[Entries from a dataset of interfaces]
--- START ---

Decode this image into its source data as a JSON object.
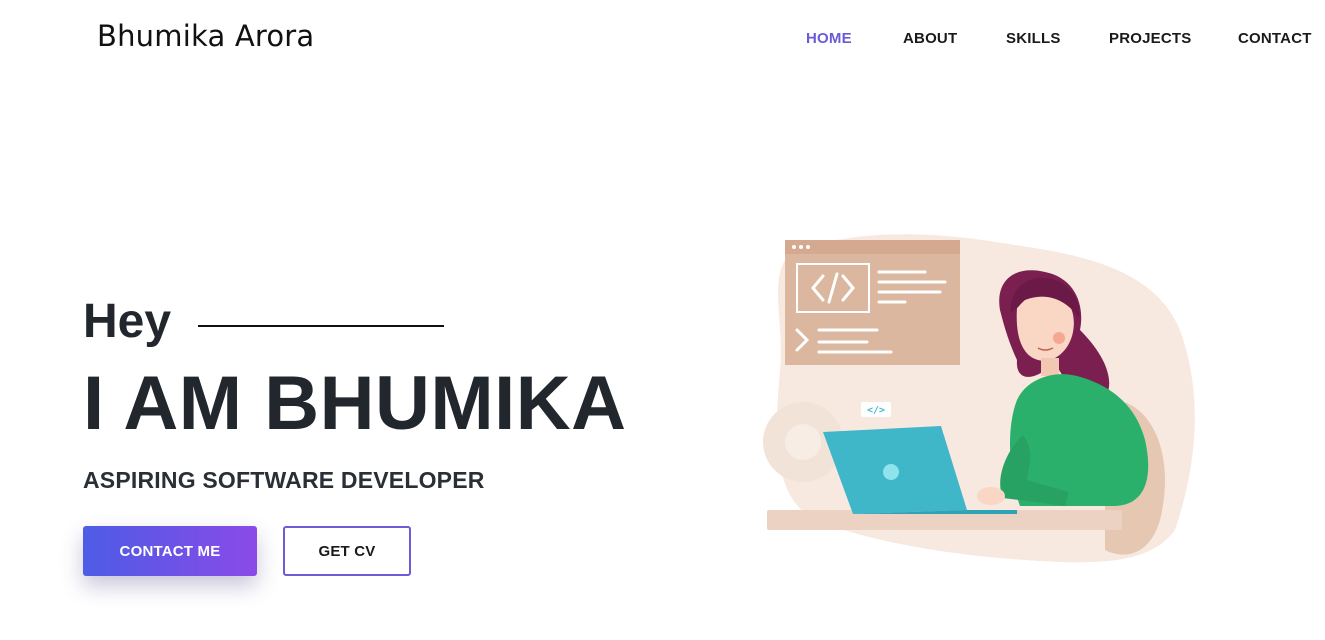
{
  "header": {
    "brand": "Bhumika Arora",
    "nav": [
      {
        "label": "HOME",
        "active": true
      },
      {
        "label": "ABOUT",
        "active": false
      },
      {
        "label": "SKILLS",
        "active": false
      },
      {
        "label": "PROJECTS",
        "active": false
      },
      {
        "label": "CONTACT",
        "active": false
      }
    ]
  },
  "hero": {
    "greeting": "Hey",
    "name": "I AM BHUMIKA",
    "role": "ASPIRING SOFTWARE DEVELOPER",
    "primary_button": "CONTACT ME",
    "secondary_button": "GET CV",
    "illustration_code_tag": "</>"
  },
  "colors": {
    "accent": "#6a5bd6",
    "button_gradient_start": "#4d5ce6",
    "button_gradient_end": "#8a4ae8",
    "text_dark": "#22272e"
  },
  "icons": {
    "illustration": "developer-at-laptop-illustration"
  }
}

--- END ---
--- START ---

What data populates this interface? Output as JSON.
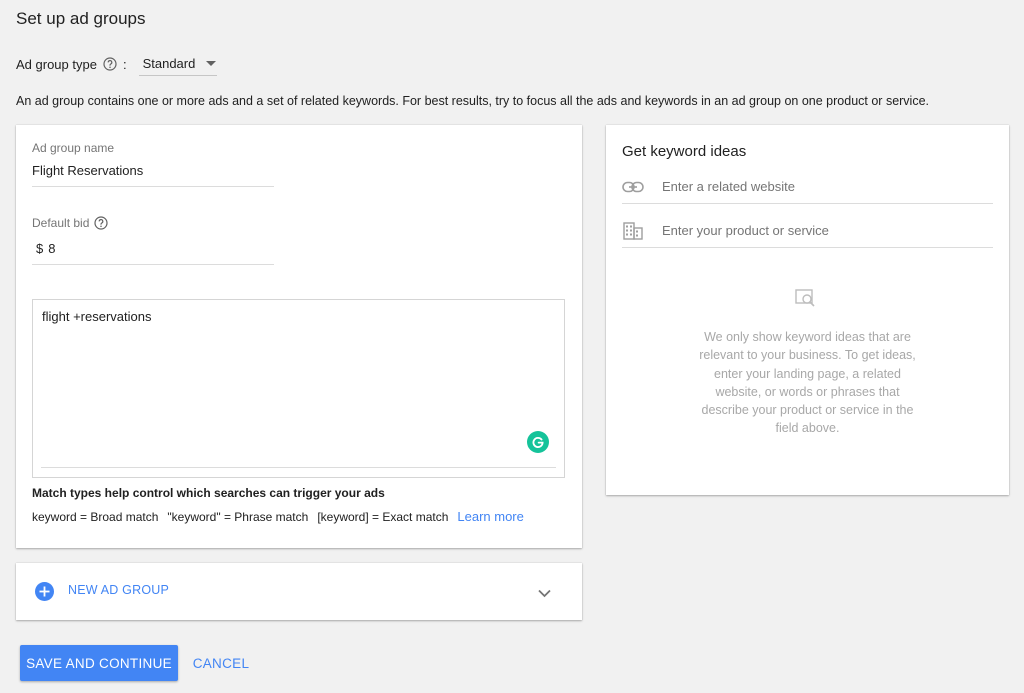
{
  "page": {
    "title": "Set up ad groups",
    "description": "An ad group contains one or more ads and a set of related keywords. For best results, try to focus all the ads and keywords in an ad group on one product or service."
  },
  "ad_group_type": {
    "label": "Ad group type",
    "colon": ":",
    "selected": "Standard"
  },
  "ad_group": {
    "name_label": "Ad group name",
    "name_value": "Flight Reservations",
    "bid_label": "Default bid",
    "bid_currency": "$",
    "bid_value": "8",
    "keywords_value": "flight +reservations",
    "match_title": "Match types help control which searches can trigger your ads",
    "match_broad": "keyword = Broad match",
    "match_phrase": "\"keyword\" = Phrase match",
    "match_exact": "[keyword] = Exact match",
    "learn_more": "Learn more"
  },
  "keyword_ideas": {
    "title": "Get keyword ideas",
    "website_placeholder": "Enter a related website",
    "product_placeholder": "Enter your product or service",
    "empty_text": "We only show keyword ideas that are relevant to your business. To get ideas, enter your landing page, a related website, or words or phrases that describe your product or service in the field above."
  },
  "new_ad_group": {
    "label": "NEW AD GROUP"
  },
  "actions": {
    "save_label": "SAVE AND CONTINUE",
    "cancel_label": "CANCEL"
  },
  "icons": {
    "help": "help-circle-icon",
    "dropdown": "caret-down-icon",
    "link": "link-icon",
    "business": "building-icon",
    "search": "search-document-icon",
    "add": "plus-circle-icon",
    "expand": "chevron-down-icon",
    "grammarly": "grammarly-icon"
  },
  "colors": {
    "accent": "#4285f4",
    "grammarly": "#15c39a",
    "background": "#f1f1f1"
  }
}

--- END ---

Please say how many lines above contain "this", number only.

2